- [Entries from a dataset of interfaces]:

########################################

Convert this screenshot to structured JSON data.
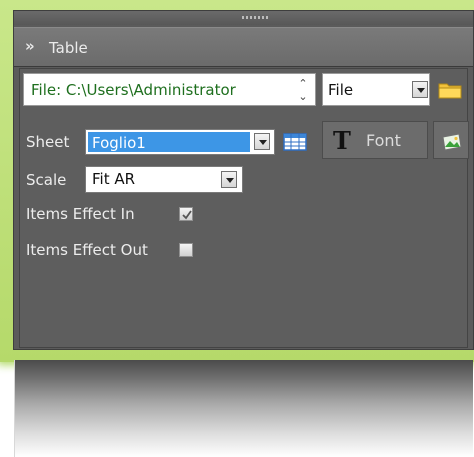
{
  "panel": {
    "title": "Table",
    "collapse_icon": "double-chevron-down-icon"
  },
  "file": {
    "path_value": "File: C:\\Users\\Administrator",
    "source_type": "File",
    "browse_icon": "folder-icon"
  },
  "sheet": {
    "label": "Sheet",
    "value": "Foglio1",
    "grid_icon": "table-grid-icon"
  },
  "font": {
    "label": "Font",
    "icon": "font-T-icon"
  },
  "image_button": {
    "icon": "picture-icon"
  },
  "scale": {
    "label": "Scale",
    "value": "Fit AR"
  },
  "effects": {
    "in_label": "Items Effect In",
    "in_checked": true,
    "out_label": "Items Effect Out",
    "out_checked": false
  },
  "colors": {
    "glow": "#b5d96a",
    "panel_bg": "#5e5e5e",
    "path_text": "#1e6f1e",
    "selection": "#3d96e6"
  }
}
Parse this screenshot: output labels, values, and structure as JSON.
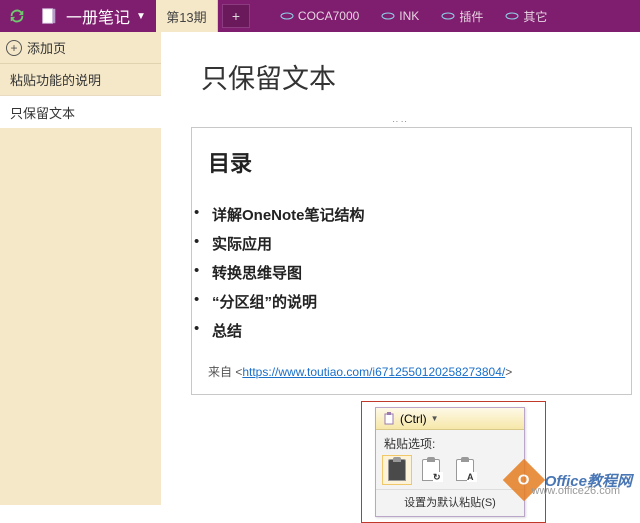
{
  "titlebar": {
    "notebook_name": "一册笔记"
  },
  "section_tab": {
    "label": "第13期",
    "add": "+"
  },
  "top_links": [
    "COCA7000",
    "INK",
    "插件",
    "其它"
  ],
  "sidebar": {
    "add_page": "添加页",
    "items": [
      {
        "label": "粘贴功能的说明",
        "active": false
      },
      {
        "label": "只保留文本",
        "active": true
      }
    ]
  },
  "page": {
    "title": "只保留文本",
    "toc_heading": "目录",
    "toc_items": [
      "详解OneNote笔记结构",
      "实际应用",
      "转换思维导图",
      "“分区组”的说明",
      "总结"
    ],
    "source_prefix": "来自 <",
    "source_url": "https://www.toutiao.com/i6712550120258273804/",
    "source_suffix": ">"
  },
  "paste_popover": {
    "ctrl_label": "(Ctrl)",
    "options_label": "粘贴选项:",
    "default_label": "设置为默认粘贴(S)"
  },
  "watermark": {
    "badge": "O",
    "text": "Office教程网",
    "sub": "www.office26.com"
  }
}
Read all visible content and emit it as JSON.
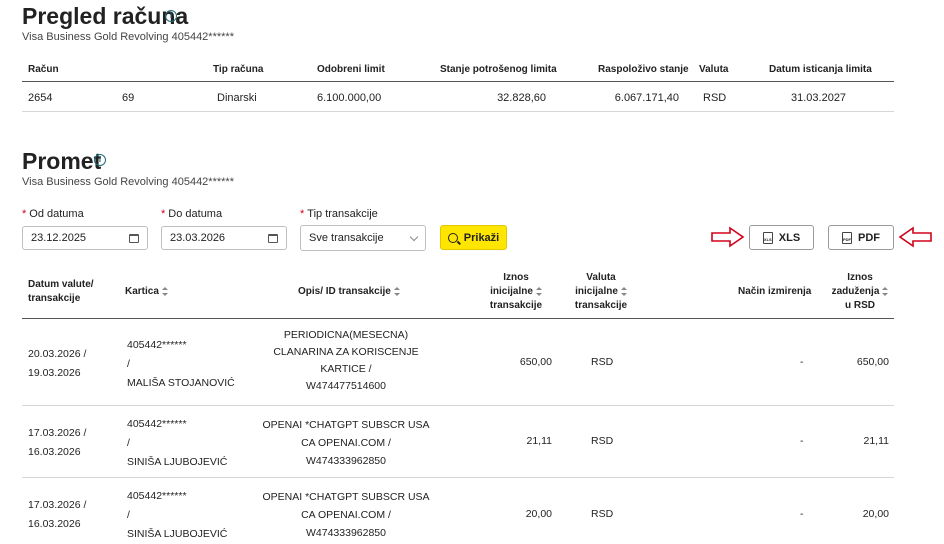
{
  "overview": {
    "title": "Pregled računa",
    "subtitle": "Visa Business Gold Revolving 405442******",
    "headers": [
      "Račun",
      "Tip računa",
      "Odobreni limit",
      "Stanje potrošenog limita",
      "Raspoloživo stanje",
      "Valuta",
      "Datum isticanja limita"
    ],
    "row": {
      "account_part1": "2654",
      "account_part2": "69",
      "type": "Dinarski",
      "limit": "6.100.000,00",
      "spent": "32.828,60",
      "available": "6.067.171,40",
      "currency": "RSD",
      "expiry": "31.03.2027"
    }
  },
  "turnover": {
    "title": "Promet",
    "subtitle": "Visa Business Gold Revolving 405442******"
  },
  "filters": {
    "from_label": "Od datuma",
    "from_value": "23.12.2025",
    "to_label": "Do datuma",
    "to_value": "23.03.2026",
    "type_label": "Tip transakcije",
    "type_value": "Sve transakcije",
    "show_label": "Prikaži",
    "xls_label": "XLS",
    "pdf_label": "PDF",
    "xls_icon_text": "XLS",
    "pdf_icon_text": "PDF"
  },
  "table": {
    "headers": {
      "date": [
        "Datum valute/",
        "transakcije"
      ],
      "card": "Kartica",
      "desc": "Opis/ ID transakcije",
      "amount": [
        "Iznos",
        "inicijalne",
        "transakcije"
      ],
      "currency": [
        "Valuta",
        "inicijalne",
        "transakcije"
      ],
      "method": "Način izmirenja",
      "charge": [
        "Iznos",
        "zaduženja",
        "u RSD"
      ]
    },
    "rows": [
      {
        "date": [
          "20.03.2026 /",
          "19.03.2026"
        ],
        "card": [
          "405442******",
          "/",
          "MALIŠA STOJANOVIĆ"
        ],
        "desc": [
          "PERIODICNA(MESECNA)",
          "CLANARINA ZA KORISCENJE",
          "KARTICE /",
          "W474477514600"
        ],
        "amount": "650,00",
        "currency": "RSD",
        "method": "-",
        "charge": "650,00"
      },
      {
        "date": [
          "17.03.2026 /",
          "16.03.2026"
        ],
        "card": [
          "405442******",
          "/",
          "SINIŠA LJUBOJEVIĆ"
        ],
        "desc": [
          "OPENAI *CHATGPT SUBSCR USA",
          "CA OPENAI.COM /",
          "W474333962850"
        ],
        "amount": "21,11",
        "currency": "RSD",
        "method": "-",
        "charge": "21,11"
      },
      {
        "date": [
          "17.03.2026 /",
          "16.03.2026"
        ],
        "card": [
          "405442******",
          "/",
          "SINIŠA LJUBOJEVIĆ"
        ],
        "desc": [
          "OPENAI *CHATGPT SUBSCR USA",
          "CA OPENAI.COM /",
          "W474333962850"
        ],
        "amount": "20,00",
        "currency": "RSD",
        "method": "-",
        "charge": "20,00"
      }
    ]
  },
  "colors": {
    "accent_yellow": "#ffe600",
    "arrow_red": "#d0021b",
    "info_teal": "#1f6b74"
  }
}
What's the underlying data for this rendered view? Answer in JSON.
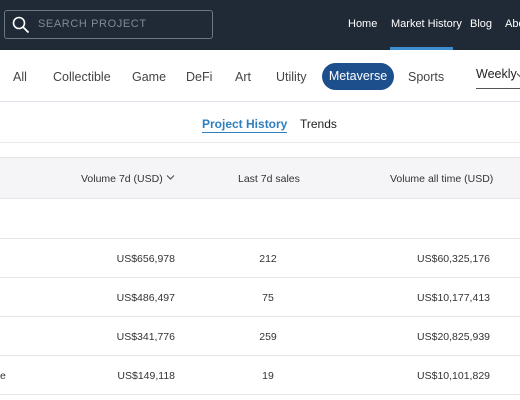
{
  "topnav": {
    "search_placeholder": "SEARCH PROJECT",
    "links": [
      "Home",
      "Market History",
      "Blog",
      "Abo"
    ]
  },
  "categories": {
    "items": [
      "All",
      "Collectible",
      "Game",
      "DeFi",
      "Art",
      "Utility",
      "Metaverse",
      "Sports"
    ],
    "active": "Metaverse",
    "period": "Weekly"
  },
  "subtabs": {
    "project_history": "Project History",
    "trends": "Trends"
  },
  "table": {
    "headers": {
      "volume_7d": "Volume 7d (USD)",
      "last_7d_sales": "Last 7d sales",
      "volume_all_time": "Volume all time (USD)"
    },
    "rows": [
      {
        "name": "",
        "volume_7d": "US$656,978",
        "sales": "212",
        "volume_all": "US$60,325,176"
      },
      {
        "name": "",
        "volume_7d": "US$486,497",
        "sales": "75",
        "volume_all": "US$10,177,413"
      },
      {
        "name": "",
        "volume_7d": "US$341,776",
        "sales": "259",
        "volume_all": "US$20,825,939"
      },
      {
        "name": "e",
        "volume_7d": "US$149,118",
        "sales": "19",
        "volume_all": "US$10,101,829"
      }
    ]
  },
  "colors": {
    "nav_bg": "#1f2a36",
    "accent": "#1d4f8c",
    "link_blue": "#2f7fc0"
  }
}
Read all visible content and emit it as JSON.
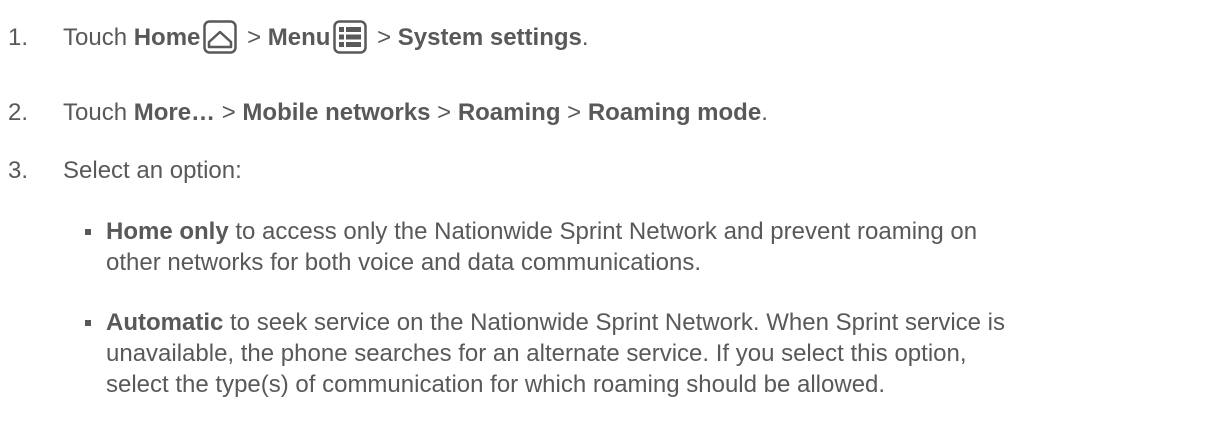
{
  "steps": [
    {
      "number": "1.",
      "prefix": "Touch ",
      "home": "Home",
      "sep1": " > ",
      "menu": "Menu",
      "sep2": " > ",
      "target": "System settings",
      "suffix": ".",
      "icons": [
        "home-icon",
        "menu-icon"
      ]
    },
    {
      "number": "2.",
      "prefix": "Touch ",
      "more": "More…",
      "sep1": " > ",
      "mobile": "Mobile networks",
      "sep2": " > ",
      "roaming": "Roaming",
      "sep3": " > ",
      "mode": "Roaming mode",
      "suffix": "."
    },
    {
      "number": "3.",
      "text": "Select an option:"
    }
  ],
  "options": [
    {
      "bold": "Home only",
      "line1": " to access only the Nationwide Sprint Network and prevent roaming on",
      "line2": "other networks for both voice and data communications."
    },
    {
      "bold": "Automatic",
      "line1": " to seek service on the Nationwide Sprint Network. When Sprint service is",
      "line2": "unavailable, the phone searches for an alternate service. If you select this option,",
      "line3": "select the type(s) of communication for which roaming should be allowed."
    }
  ]
}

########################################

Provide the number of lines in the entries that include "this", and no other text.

4